# MRIC Global Essay Contest: Is difficult mathematics necessary for the medical school entrance examin

**Author**:Chie Kizawa

2nd-year student at the Institute of Medical Faculty, Comenius University

Mathematics was the subject I most hated in high school. I suppose the number of students who feel like I did is not low. However, mathematics was undoubtedly the key subject for high school students to make their next step. In fact, at age 18, during the final year of high school, we had to choose our university major and decide what to study in the future. It is very natural for many students at this age to be unable to decide on their future based on their interests. Yet, another factor makes their decision making harder. In Japan, when high school students are choosing their major, they also have to take the required subjects for the entrance examination into consideration. All students who want to major in natural sciences have to pass a mathematics test in their entrance examination. For this reason, many students preferred liberal arts courses, so that they do not have to worry about their mathematics score for the entrance examination.

In this respect, the compulsory subjects on the entrance examination affect undergraduates for the rest of their lives. Whether high school students step forward to science or liberal arts depends on their mathematics score. If students want to continue studying natural science, they have to pass a ridiculously difficult mathematics test that includes algebra. Therefore, only students who liked science from the beginning and have spent several years preparing for the examination can take natural science courses.

Medicine is, without a doubt, one of the most popular natural science courses in Japan. However, many students who wish to study medicine give up on their dreams because of the strict entrance examination. Often, students avoid taking the entrance examination for medical school due to the difficult mathematics questions, including the algebra questions—I was no exception.

In high school, I never thought about going to medical school because mathematics was my worst subject. Even if I genuinely desired wanted to study medicine, I think I would have had no chance of passing the entrance examination.

Strangely enough, I am currently studying medicine at Comenius University, located in Bratislava, Slovakia. One experience made me hope to become a doctor, when I worked as a reporter for the local media in my country after I graduated from a college of politics. Since then, I have discovered the reality of our social problems in medical care. Therefore, I would like to make realistic suggestions to solve the problems directly related to my medical knowledge and clinical experience as a medical professional in the future.

I found my way to medical school while dodging my least favorite subject. So how did I become a medical student while being a member of the dropout group in mathematics? The solution was simple; the entrance exam for Comenius University does not include mathematics; instead, it includes biology and chemistry. This requirement was attractive enough for me to decide to go with this university. I prepared for the examination and concentrated on these two required subjects. Finally, I passed the examination on June 26, 2018.

This experience would have been hard to imagine in Japan. Students who fail the examination must spend many gap years studying—sometimes even more than three years—after graduating high school, which happens often.

After entering medical school, I have often wondered whether extended mathematics is really necessary to comprehend the medical world. Am I managing to study medicine even though I skipped algebra in high school?
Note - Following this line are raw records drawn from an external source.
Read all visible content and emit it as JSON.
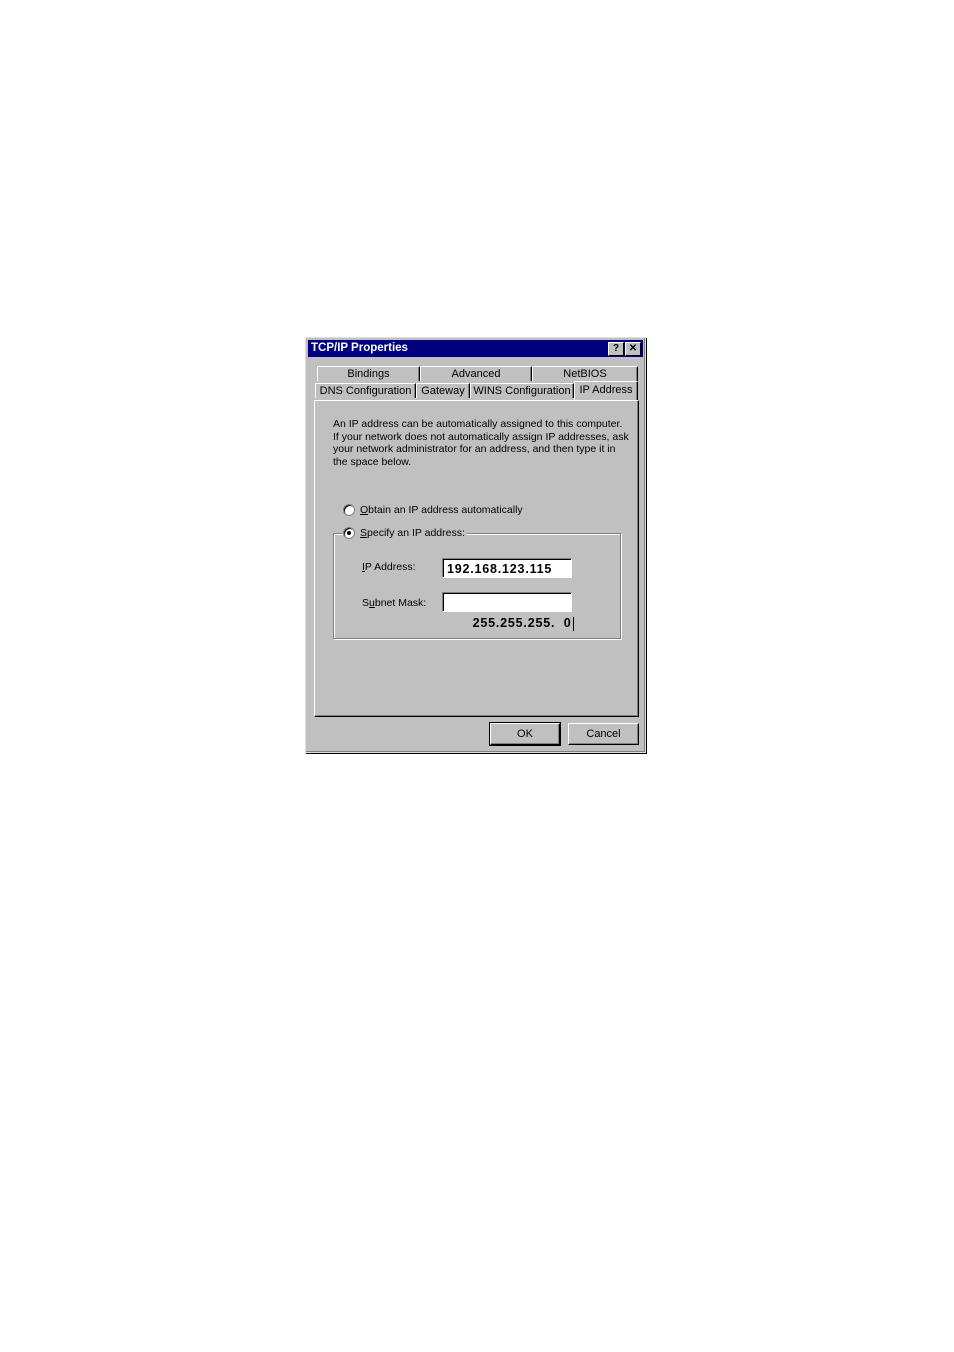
{
  "dialog": {
    "title": "TCP/IP Properties",
    "help_button": "?",
    "close_button": "✕"
  },
  "tabs": {
    "row1": [
      {
        "label": "Bindings"
      },
      {
        "label": "Advanced"
      },
      {
        "label": "NetBIOS"
      }
    ],
    "row2": [
      {
        "label": "DNS Configuration"
      },
      {
        "label": "Gateway"
      },
      {
        "label": "WINS Configuration"
      },
      {
        "label": "IP Address",
        "active": true
      }
    ]
  },
  "panel": {
    "description_lines": [
      "An IP address can be automatically assigned to this computer.",
      "If your network does not automatically assign IP addresses, ask",
      "your network administrator for an address, and then type it in",
      "the space below."
    ],
    "radio_obtain": {
      "mnemonic": "O",
      "rest": "btain an IP address automatically",
      "checked": false
    },
    "radio_specify": {
      "mnemonic": "S",
      "rest": "pecify an IP address:",
      "checked": true
    },
    "ip_label": {
      "mnemonic": "I",
      "rest": "P Address:"
    },
    "ip_value": "192.168.123.115",
    "subnet_label": {
      "pre": "S",
      "mnemonic": "u",
      "rest": "bnet Mask:"
    },
    "subnet_value": "255.255.255.  0"
  },
  "buttons": {
    "ok": "OK",
    "cancel": "Cancel"
  }
}
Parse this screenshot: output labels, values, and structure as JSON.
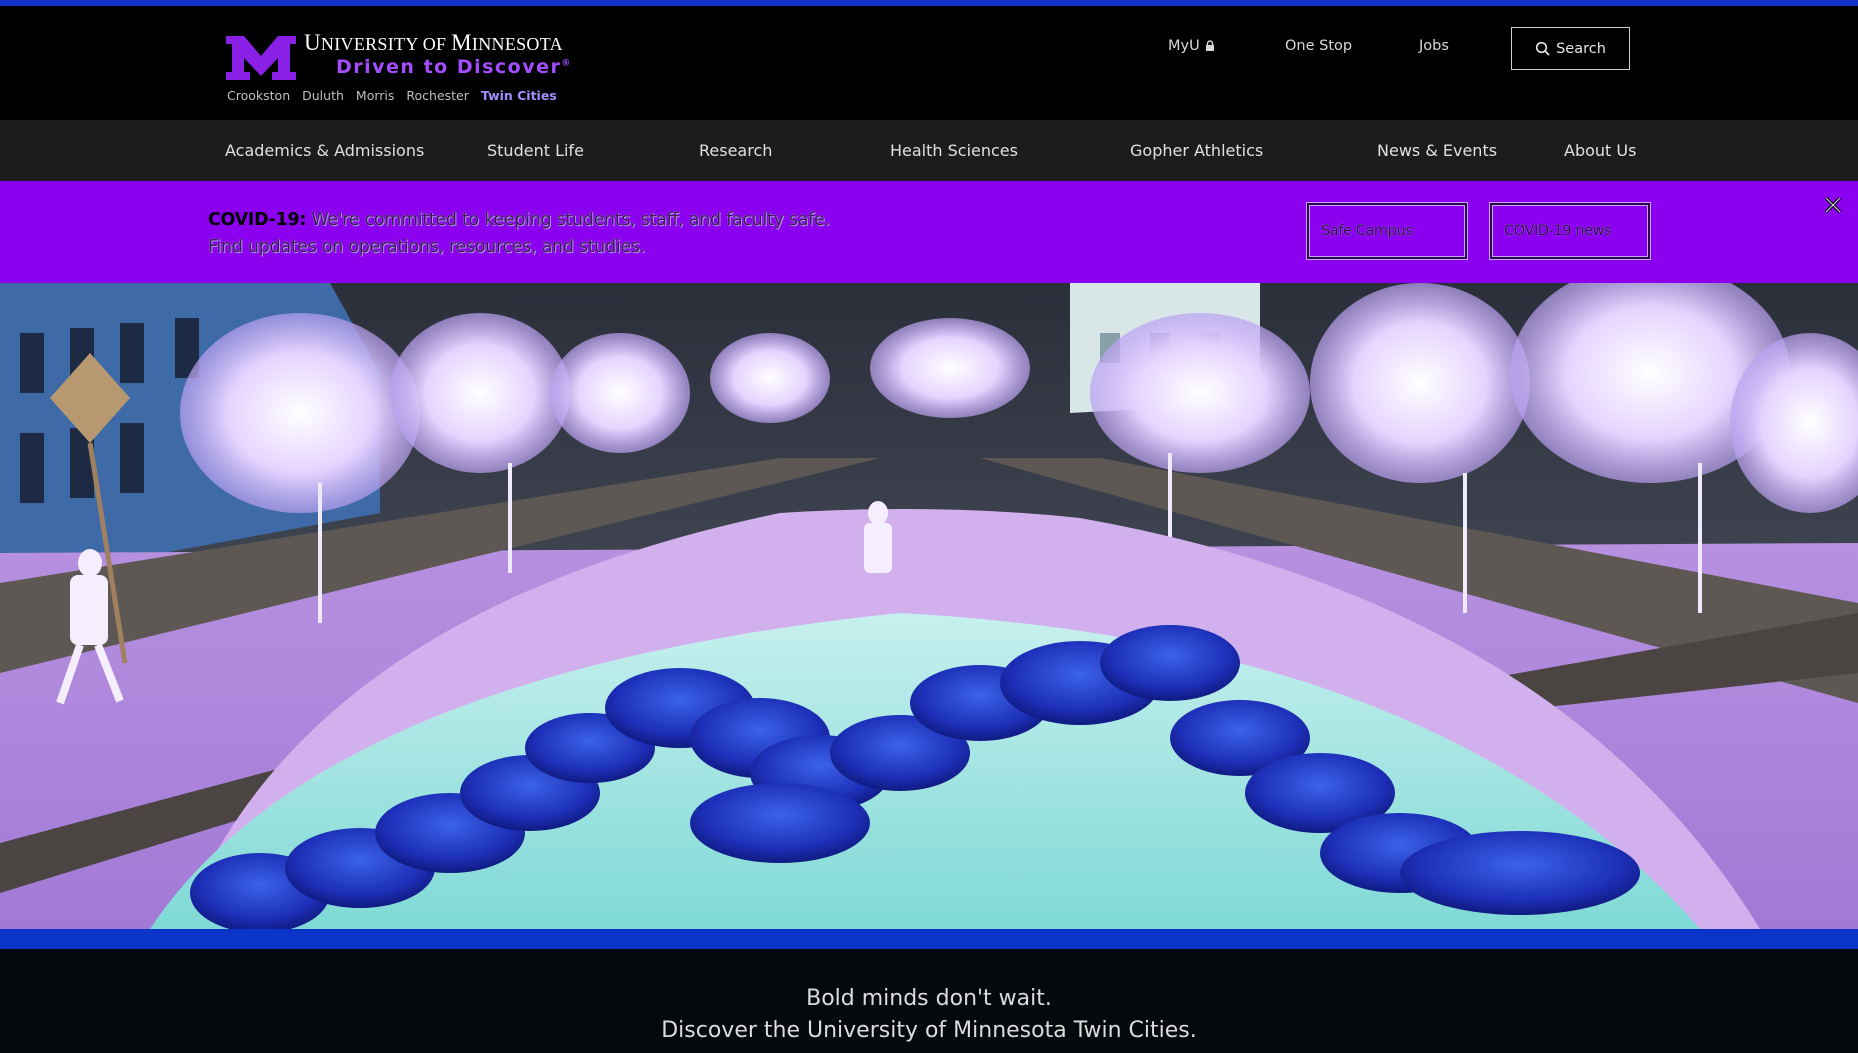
{
  "header": {
    "university_name_first": "U",
    "university_name_rest": "niversity of ",
    "university_name_second": "M",
    "university_name_rest2": "innesota",
    "tagline": "Driven to Discover",
    "tagline_mark": "®",
    "campuses": [
      "Crookston",
      "Duluth",
      "Morris",
      "Rochester",
      "Twin Cities"
    ],
    "current_campus": "Twin Cities",
    "utility_links": {
      "myu": "MyU",
      "one_stop": "One Stop",
      "jobs": "Jobs"
    },
    "search_label": "Search"
  },
  "nav": {
    "items": [
      "Academics & Admissions",
      "Student Life",
      "Research",
      "Health Sciences",
      "Gopher Athletics",
      "News & Events",
      "About Us"
    ]
  },
  "alert": {
    "lead": "COVID-19:",
    "text_line1": " We're committed to keeping students, staff, and faculty safe.",
    "text_line2": "Find updates on operations, resources, and studies.",
    "button1": "Safe Campus",
    "button2": "COVID-19 news"
  },
  "tagline_section": {
    "line1": "Bold minds don't wait.",
    "line2": "Discover the University of Minnesota Twin Cities."
  },
  "colors": {
    "accent_top": "#1133cc",
    "alert_bg": "#8b00ee",
    "tagline_color": "#a44dff",
    "band": "#0b35c8"
  },
  "icons": {
    "logo": "block-m-logo",
    "lock": "lock-icon",
    "search": "search-icon",
    "close": "close-icon"
  }
}
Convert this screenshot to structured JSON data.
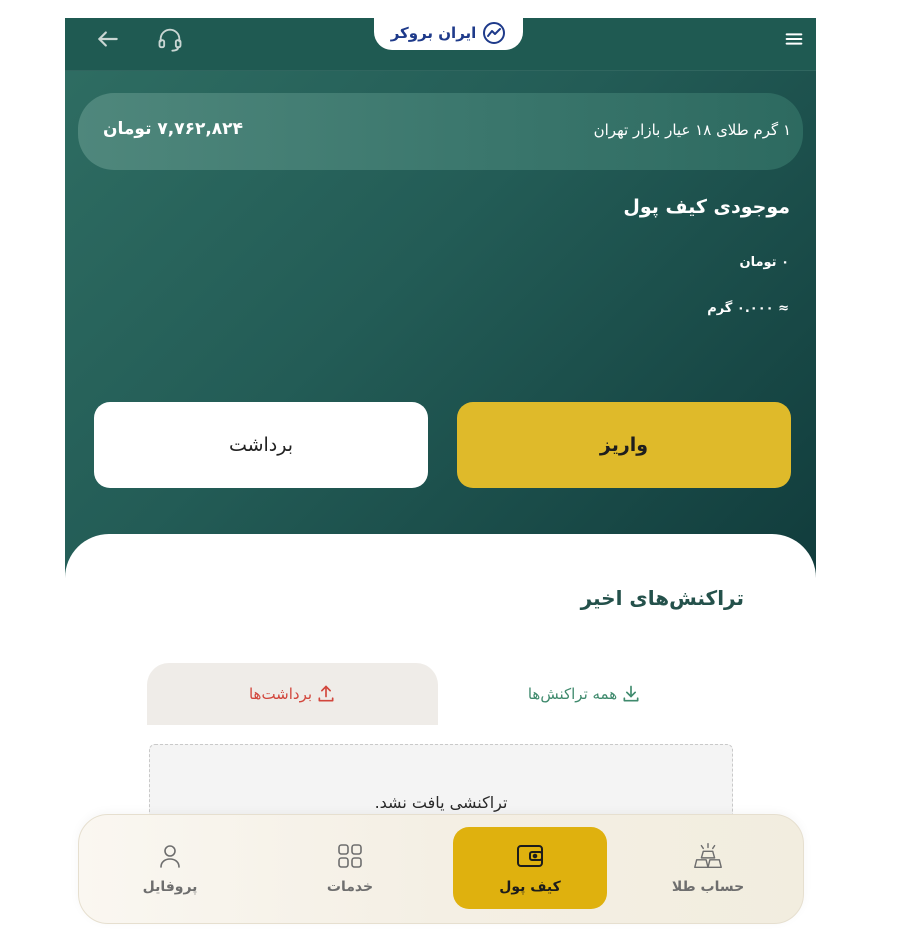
{
  "header": {
    "logo_text": "ایران بروکر"
  },
  "price_ticker": {
    "label": "۱ گرم طلای ۱۸ عیار بازار تهران",
    "value": "۷,۷۶۲,۸۲۴ تومان"
  },
  "wallet": {
    "title": "موجودی کیف پول",
    "toman_balance": "۰ تومان",
    "gram_balance": "≈ ۰.۰۰۰ گرم"
  },
  "actions": {
    "deposit_label": "واریز",
    "withdraw_label": "برداشت"
  },
  "transactions": {
    "title": "تراکنش‌های اخیر",
    "tabs": [
      {
        "label": "همه تراکنش‌ها"
      },
      {
        "label": "برداشت‌ها"
      }
    ],
    "empty_message": "تراکنشی یافت نشد."
  },
  "bottom_nav": {
    "items": [
      {
        "label": "حساب طلا"
      },
      {
        "label": "کیف پول"
      },
      {
        "label": "خدمات"
      },
      {
        "label": "پروفایل"
      }
    ]
  },
  "colors": {
    "primary_green": "#235c56",
    "accent_gold": "#dfba2a",
    "withdraw_red": "#d2463c",
    "tab_green": "#3f8a6d"
  },
  "icons": {
    "back": "arrow-left-icon",
    "support": "headset-icon",
    "menu": "hamburger-menu-icon",
    "logo": "logo-chart-icon",
    "download": "download-icon",
    "upload": "upload-icon",
    "gold": "gold-bars-icon",
    "wallet": "wallet-icon",
    "services": "grid-icon",
    "profile": "user-icon"
  }
}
In the first year, we had to study biophysics. This subject uses different units and mathematical principles, but I did not need to learn anything new other than simple mathematics taught in secondary school. This was the same in my chemistry class, where we needed to calculate the osmolarities and concentrations of solutions but which never required using complicated algebra.

Certainly, learning mathematics could help in understanding medicine. Moreover, logical thinking and constructing ideas are more or less based on mathematics. However, rather than playing a central role, it seems to be only one of the tools used to understand medicine. It is arguable whether it is appropriate for students to master mathematics before entering medical school.

I would like to emphasize that I am not saying mathematics is not an important subject. It is an essential subject, especially for those who are pursuing success in medical research. However, as a subject in the entrance examination, I doubt the appropriateness of mathematics as an obligatory subject. Biology and chemistry are directly related to the compulsory subjects in medical school, while algebra is not.

In conclusion, the current problem with the entrance exam for a medical student is that only students capable of solving high-level mathematics questions can enter. Yet, the ability to solve algebra problems is not entirely unnecessary in studying medicine. The path to start becoming a doctor is very limited. Soft skills such as empathy, teamwork ability and eagerness to help patients should also be respected as fundamental requirements for all applicants to become doctors.